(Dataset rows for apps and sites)
○ ○ ○
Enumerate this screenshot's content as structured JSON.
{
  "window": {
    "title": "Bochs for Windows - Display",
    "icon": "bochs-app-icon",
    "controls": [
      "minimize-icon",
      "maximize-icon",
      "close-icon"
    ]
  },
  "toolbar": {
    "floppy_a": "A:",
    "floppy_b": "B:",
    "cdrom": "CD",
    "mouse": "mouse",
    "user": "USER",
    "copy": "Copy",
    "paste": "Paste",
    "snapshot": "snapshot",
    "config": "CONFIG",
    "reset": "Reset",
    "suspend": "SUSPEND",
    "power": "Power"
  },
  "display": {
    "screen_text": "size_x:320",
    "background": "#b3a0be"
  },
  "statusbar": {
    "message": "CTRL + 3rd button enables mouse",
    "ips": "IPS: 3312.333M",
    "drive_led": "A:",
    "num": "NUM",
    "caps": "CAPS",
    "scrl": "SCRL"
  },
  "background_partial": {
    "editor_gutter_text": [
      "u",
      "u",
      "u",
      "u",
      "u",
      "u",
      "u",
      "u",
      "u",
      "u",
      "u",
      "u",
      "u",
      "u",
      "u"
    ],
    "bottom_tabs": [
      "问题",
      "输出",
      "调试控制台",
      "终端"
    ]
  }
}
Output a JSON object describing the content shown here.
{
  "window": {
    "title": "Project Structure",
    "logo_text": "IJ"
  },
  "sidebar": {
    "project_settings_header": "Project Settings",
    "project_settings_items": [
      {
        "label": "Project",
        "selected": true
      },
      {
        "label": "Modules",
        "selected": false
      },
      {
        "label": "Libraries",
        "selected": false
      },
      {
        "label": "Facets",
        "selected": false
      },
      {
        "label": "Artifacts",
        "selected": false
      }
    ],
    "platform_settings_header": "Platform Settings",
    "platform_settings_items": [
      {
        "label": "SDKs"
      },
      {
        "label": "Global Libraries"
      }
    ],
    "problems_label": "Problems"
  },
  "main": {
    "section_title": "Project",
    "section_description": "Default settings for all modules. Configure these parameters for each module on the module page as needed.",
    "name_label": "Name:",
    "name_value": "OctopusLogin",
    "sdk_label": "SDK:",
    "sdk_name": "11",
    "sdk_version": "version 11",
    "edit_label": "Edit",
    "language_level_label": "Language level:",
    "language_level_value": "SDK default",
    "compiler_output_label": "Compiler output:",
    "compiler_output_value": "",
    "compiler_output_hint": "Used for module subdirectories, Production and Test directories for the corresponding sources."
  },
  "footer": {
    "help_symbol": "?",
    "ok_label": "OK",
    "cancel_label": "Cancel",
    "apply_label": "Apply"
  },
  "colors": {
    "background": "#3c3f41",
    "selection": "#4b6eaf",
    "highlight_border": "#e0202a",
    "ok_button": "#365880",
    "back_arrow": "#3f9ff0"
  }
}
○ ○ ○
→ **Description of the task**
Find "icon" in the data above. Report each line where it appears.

→ **Exercise solution**
    "icon": "bochs-app-icon",
      "minimize-icon",
      "maximize-icon",
      "close-icon"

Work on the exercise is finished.